■ Your assignment
Could you repeat all of the entries below word for word, apart from the pictures?

[[ Available data open ]]

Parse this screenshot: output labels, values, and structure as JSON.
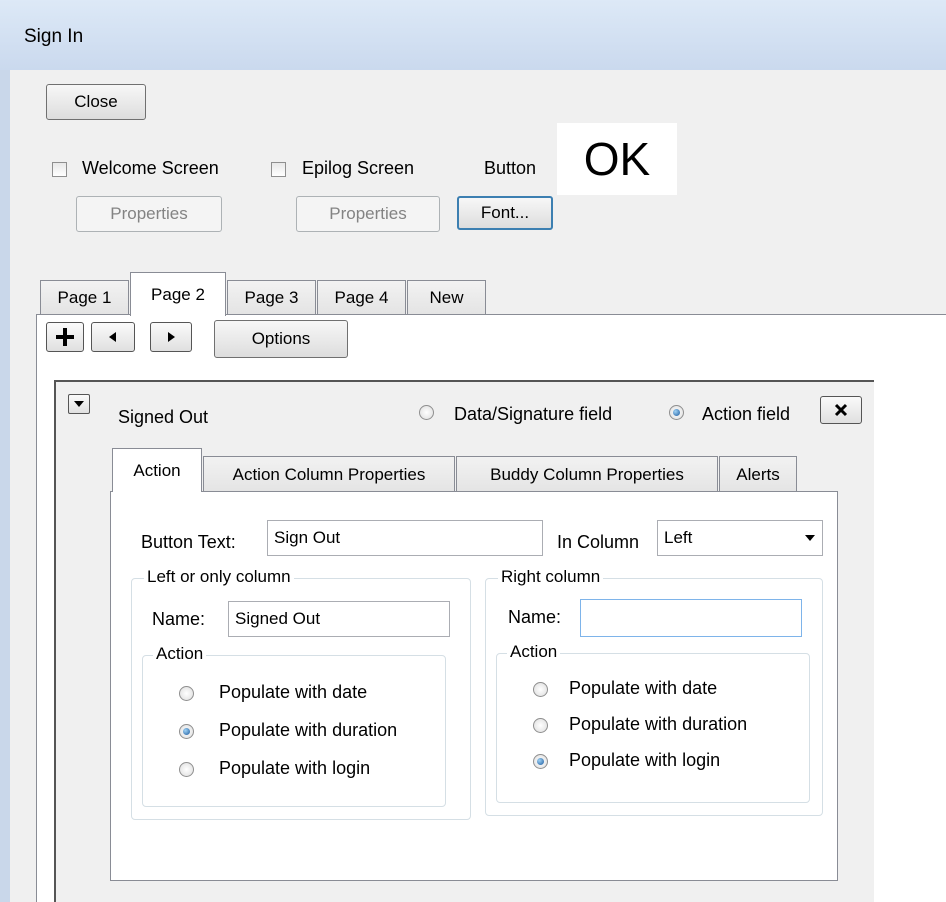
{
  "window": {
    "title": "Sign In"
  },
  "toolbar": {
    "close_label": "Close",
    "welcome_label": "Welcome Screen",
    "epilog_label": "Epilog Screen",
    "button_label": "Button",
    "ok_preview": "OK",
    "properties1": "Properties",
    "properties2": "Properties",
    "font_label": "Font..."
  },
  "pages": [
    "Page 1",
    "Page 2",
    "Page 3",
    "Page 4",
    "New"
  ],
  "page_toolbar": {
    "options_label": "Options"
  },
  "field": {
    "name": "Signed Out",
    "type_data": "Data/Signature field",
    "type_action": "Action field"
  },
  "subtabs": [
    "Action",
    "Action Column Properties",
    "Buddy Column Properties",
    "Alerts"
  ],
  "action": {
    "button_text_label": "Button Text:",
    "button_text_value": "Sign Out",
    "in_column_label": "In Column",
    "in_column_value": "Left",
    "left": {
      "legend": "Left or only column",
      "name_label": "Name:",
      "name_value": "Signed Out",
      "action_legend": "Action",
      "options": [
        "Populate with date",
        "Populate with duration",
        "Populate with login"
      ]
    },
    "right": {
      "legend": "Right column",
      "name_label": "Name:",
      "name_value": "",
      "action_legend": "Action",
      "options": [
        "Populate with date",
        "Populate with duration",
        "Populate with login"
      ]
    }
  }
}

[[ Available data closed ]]

■ Output for this task
Parse this screenshot: output labels, values, and structure as JSON.
{
  "window": {
    "title": "Sign In"
  },
  "toolbar": {
    "close_label": "Close",
    "welcome_label": "Welcome Screen",
    "epilog_label": "Epilog Screen",
    "button_label": "Button",
    "ok_preview": "OK",
    "properties1": "Properties",
    "properties2": "Properties",
    "font_label": "Font..."
  },
  "pages": [
    "Page 1",
    "Page 2",
    "Page 3",
    "Page 4",
    "New"
  ],
  "page_toolbar": {
    "options_label": "Options"
  },
  "field": {
    "name": "Signed Out",
    "type_data": "Data/Signature field",
    "type_action": "Action field"
  },
  "subtabs": [
    "Action",
    "Action Column Properties",
    "Buddy Column Properties",
    "Alerts"
  ],
  "action": {
    "button_text_label": "Button Text:",
    "button_text_value": "Sign Out",
    "in_column_label": "In Column",
    "in_column_value": "Left",
    "left": {
      "legend": "Left or only column",
      "name_label": "Name:",
      "name_value": "Signed Out",
      "action_legend": "Action",
      "options": [
        "Populate with date",
        "Populate with duration",
        "Populate with login"
      ]
    },
    "right": {
      "legend": "Right column",
      "name_label": "Name:",
      "name_value": "",
      "action_legend": "Action",
      "options": [
        "Populate with date",
        "Populate with duration",
        "Populate with login"
      ]
    }
  }
}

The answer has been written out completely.